Ward Law LLC is dedicated to keeping our clients informed about all things COVID-19 related. Our business is to ensure that you have all the information you need to keep your business going. In that regard, please read below for updates on the State of Florida.
Over the past 2 weeks, there have been a considerable number of measures instituted by the federal government and many state and local governments. These vary widely, but overall aim to mitigate the spread of the COVID-19 virus and provide assistance to employers and employees who are negatively affected by either the virus or the regulations put in place to combat the virus – such as orders to close public businesses, etc.
In Florida, there has not been really any significant legislation on the state level to address the current virus situation. In places like New York, which has been much more significantly affected at this point, there have been state and local laws and regulations passed to, for example, provide relief to employers and employees, among others. There have been bans on travel and gathering, and outright lockdowns in many states. Florida Governor Ron DeSantis has thus far refused to take what he deems to be drastic and unnecessary steps such as stay-at-home orders or closing of beaches. He has faced considerable backlash for these responses, and many have called upon him to act more aggressively, including at least one member of his cabinet. Not wanting to wait for certain action, local governments have taken it upon themselves to fill in the blanks on mitigation. Counties such as Pinellas, Manatee, Sarasota, Miami-Dade and Flagler beaches have closed, as well as several cities. Others remain open, such as Volusia County. Many local governments have issued stay-at-home orders such as Orange County, Osceola County, Alachua County, and Miami-Dade County. In conjunction, many have ordered that non-essential businesses be shut down. What constitutes a non-essential business will depend on the jurisdiction. Most areas with these orders in effect will have lists of essential businesses posted online.
What the Governor has done is taken less-strict and/or incremental measures to mitigate the virus spread by issuance of several executive orders. He has ordered the closure of bars and nightclubs for 30 days, directed that gatherings at beaches be limited to 10 people, closure of state parks, and closure of restaurant dining rooms. Interestingly, he initially ordered that restaurant dining rooms be limited to 50 percent capacity rather than issuing an outright closure. Elective medical procedures have been halted, and gyms and fitness centers have been closed with some exceptions. After facing nationwide criticism following news outlet stories of spring breakers packing Florida beaches, it was announced that state parks would be closed.
So, where is Florida in terms of relief for employers and employees? Basically, on the state level, Florida is relying on programs that existed prior to the COVID-19 spread. Employees who have been forced to quarantine or been laid off due to COVID-19 can turn to state unemployment programs and reemployment assistance.
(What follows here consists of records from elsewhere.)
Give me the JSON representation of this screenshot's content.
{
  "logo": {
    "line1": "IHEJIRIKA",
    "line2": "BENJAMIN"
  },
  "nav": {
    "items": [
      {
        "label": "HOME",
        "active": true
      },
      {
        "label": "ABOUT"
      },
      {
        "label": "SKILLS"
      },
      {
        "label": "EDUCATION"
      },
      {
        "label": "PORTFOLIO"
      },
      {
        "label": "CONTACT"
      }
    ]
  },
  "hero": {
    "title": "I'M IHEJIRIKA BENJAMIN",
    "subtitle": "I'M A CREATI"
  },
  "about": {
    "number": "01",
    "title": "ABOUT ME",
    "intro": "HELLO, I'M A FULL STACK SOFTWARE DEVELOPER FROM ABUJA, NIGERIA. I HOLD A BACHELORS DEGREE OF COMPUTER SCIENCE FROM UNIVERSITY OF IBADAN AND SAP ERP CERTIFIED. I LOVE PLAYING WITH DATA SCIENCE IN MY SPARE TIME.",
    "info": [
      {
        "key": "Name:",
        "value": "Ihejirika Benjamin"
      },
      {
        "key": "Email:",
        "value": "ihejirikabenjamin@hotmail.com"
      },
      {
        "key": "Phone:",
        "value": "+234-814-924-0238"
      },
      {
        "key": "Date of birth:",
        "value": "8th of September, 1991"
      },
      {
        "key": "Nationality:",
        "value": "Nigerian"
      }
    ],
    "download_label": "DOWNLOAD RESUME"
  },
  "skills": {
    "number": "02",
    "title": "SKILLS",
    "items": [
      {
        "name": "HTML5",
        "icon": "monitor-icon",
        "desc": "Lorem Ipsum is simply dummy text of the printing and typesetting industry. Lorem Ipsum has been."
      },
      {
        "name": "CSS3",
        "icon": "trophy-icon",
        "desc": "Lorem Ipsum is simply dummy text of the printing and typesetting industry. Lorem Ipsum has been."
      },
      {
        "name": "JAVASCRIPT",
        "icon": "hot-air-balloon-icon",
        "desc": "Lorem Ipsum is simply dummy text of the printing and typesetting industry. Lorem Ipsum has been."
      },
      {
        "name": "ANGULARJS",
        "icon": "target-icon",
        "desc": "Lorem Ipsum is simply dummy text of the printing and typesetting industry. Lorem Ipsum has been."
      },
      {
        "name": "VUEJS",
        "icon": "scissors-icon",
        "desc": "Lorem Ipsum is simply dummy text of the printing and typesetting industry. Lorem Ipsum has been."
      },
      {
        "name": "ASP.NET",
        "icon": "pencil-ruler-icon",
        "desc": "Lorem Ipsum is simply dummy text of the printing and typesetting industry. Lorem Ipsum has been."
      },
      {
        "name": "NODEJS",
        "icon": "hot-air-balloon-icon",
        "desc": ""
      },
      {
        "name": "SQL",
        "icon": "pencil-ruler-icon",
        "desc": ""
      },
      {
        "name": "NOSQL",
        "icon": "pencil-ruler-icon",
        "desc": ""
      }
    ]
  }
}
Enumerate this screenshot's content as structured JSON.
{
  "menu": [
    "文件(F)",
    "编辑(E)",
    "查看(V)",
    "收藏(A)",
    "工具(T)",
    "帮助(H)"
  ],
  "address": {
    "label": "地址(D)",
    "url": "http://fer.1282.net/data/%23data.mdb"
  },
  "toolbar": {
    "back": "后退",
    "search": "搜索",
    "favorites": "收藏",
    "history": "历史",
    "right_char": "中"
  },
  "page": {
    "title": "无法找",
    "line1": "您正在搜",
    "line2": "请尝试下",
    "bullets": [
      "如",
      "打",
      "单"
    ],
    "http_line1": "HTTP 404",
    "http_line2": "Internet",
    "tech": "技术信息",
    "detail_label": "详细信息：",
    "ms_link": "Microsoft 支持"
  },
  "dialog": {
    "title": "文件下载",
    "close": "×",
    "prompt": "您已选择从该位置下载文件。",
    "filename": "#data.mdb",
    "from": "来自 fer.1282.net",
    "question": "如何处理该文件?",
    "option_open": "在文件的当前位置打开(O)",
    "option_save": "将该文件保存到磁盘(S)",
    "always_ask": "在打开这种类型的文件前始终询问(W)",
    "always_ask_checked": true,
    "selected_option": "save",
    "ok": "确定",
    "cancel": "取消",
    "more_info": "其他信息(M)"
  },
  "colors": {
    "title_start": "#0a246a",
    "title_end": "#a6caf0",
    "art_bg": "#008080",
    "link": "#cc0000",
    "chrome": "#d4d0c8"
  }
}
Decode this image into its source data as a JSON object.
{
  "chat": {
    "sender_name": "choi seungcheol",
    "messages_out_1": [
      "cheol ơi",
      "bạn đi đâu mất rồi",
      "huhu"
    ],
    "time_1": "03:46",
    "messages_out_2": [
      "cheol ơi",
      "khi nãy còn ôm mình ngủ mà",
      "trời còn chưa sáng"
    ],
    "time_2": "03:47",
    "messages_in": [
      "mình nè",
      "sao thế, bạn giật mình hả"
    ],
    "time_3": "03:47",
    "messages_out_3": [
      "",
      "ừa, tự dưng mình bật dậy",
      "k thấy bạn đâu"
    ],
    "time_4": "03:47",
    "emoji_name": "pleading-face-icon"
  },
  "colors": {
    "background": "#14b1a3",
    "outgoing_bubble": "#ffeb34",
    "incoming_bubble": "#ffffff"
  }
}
Additionally, applicants do not necessarily need to be out of work. The Florida Department of Economic Opportunity indicates that workers whose hours were reduced due to the virus are also eligible for reemployment assistance.
Businesses who are negatively affected by the COVID-19 may apply for emergency bridge loans from the state. The Florida Small Business Emergency Bridge Loan Program was first activated following Hurricane Andrew in 1992. It has been activated 26 additional times following disasters and has been activated recently as a result of the current virus spread. The program allows business owners with two to 100 employees located in Florida to apply for short-term (1 year) zero interest loans up to $50,000, and possibly up to $100,000 in special circumstances. To be eligible, the business must have been established prior to March 9, 2020 and demonstrate economic impacts as a result of COVID-19.
As with before the virus, in the employment law arena, Florida closely follows or relies on federal statutes and legal precedent. The current virus outbreak appears to be no different. Congress, on the federal level, has passed the Families First Coronavirus Response Act, and a coronavirus stimulus awaits passage by the House of Representatives and signature of the President. Florida, at this time, does not appear to be pursuing its own equal or more comprehensive employment law expansions or employer/employee protections.
For any questions about the Florida law updates, please contact Ward Law attorney Jeremy Rogers any time.